The Glycemic Index is the calculation of how quickly a particular type of food increases a person’s individual blood sugar level, on a scale from 1–100 (100 being pure glucose or “table sugar”). Harvard researchers found that things like bread, french fries, and other simple carbohydrates have nearly identical effects on our blood sugar as glucose.
Generally, the more refined or processed the food, the more likely it is that it will be converted quickly to sugar in our bodies.
But what about natural sugars, like fruit?
When you consume fruit, you are not only consuming fructose (in its natural state), but you’re also consuming fiber along with lots of vitamins and minerals. Consuming fruit can have an effect on your blood sugar, but generally, fruit will cause less of a blood sugar spike compared to sugars containing no fiber or nutrients, for example, table sugar or high fructose corn syrup.
If the choice is between processed foods, sugary drinks, candy, or fruit, you’re better with fruit

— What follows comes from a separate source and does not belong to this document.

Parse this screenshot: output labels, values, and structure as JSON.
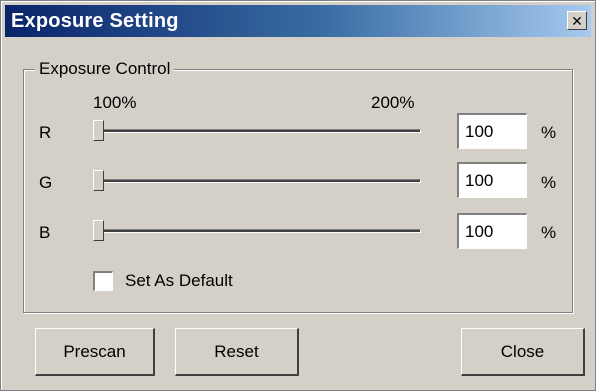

Fruits with a lot of fiber like ENERGY DATES - Sukkari, are also less likely to give you that sugar rush and crash. This is because the natural dietary fibers found in ENERGY DATES - Sukkari and other date varieties help with digestion, and you will not be hit with all of the sugar from the date fruit at once, as you would with a sugary drink or candy, which contains no fiber. Fiber helps to regulate the amounts of sugar absorbed into the body, so that the excess won’t be stored in your fat cells. Eating dates allows more time for the vitamins and minerals to be absorbed into the body as well, which is extraordinarily beneficial!
All in all, it is best to stick with what’s natural. Even though fruit does contain sugar, it contains a lot of fiber, which slows down the absorption of sugars by the body. Dates also contain essential nutrients that your body needs, so it’s more beneficial than anything processed. Just remember, when it comes to making decisions about food, it’s best to keep it as natural as possible.